At this point, I figure the company I interviewed with doesn’t want me. Pook. I’ll send them a query tomorrow to verify, but as I haven’t heard from them in the prescribed time, I think it’s safe to assume they were underwhelmed by me. Damn. On the positive side, it means I’m still footloose and fancy free, living the life of leisure. At least until my unemployment runs out . . . and my COBRA coverage. Gleep.
Okay. On the quest of researching some non-Asian folk tale/myths to tempt my muse, I trooped upstairs to the library and broke out the source material: Edith Hamilton and Thomas Bulfinch for the Greek (and Roman) myths, and E.A. Wallis Budge for the Egyptian.
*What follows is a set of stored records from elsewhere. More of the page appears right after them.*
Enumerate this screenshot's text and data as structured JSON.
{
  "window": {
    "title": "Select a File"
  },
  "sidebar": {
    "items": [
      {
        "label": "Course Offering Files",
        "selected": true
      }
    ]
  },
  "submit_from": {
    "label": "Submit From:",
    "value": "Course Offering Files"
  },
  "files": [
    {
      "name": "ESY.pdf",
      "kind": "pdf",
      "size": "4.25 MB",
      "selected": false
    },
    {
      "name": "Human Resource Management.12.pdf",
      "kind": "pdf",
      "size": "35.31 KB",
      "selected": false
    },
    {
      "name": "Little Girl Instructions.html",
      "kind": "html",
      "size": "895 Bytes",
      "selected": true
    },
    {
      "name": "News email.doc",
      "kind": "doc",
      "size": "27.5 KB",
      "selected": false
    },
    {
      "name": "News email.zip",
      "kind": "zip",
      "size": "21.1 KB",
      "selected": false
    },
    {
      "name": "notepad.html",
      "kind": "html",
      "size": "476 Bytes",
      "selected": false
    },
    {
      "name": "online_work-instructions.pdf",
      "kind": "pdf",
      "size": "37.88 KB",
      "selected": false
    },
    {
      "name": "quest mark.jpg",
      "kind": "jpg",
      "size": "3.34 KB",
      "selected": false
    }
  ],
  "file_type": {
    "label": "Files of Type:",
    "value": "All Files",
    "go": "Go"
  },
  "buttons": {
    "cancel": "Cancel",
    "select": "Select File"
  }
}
I really love Greek myths–I’m a purist, I much prefer the Greek ones to the Roman. But every re-telling/re-imagining concept I come up with is for an adult audience, not a younger one. I’ve done a couple Greek stories in the past, and they’re dark. Very, very dark. Not saying that kids can’t handle dark, after all, I read Oedipus Rex when I was twelve, but still . . .
So I closed the Bulfinch’s and started in on the Budge’s. The Egyptian myths just aren’t gelling. They don’t suck me in the way a story needs to in order for it to tempt me to recreate it, to give it my own voice and spin. It could be Budge’s tone, which is very true to the translation and extremely dry. On one side of the text are the actual hieroglyphics, and on the other is the literal English translation. Not the best storytelling format, although can’t fault his rigid adherence to academic accuracy.
So I went back to the Asian myths. Yup. Within moments, I found myself snagged by the concept of the Kitchen God and his story. That sent me off on another research branch, and my imagination started fizzing.
I’m also starting to itch to get back to the novel. Hope that bodes good things for this week.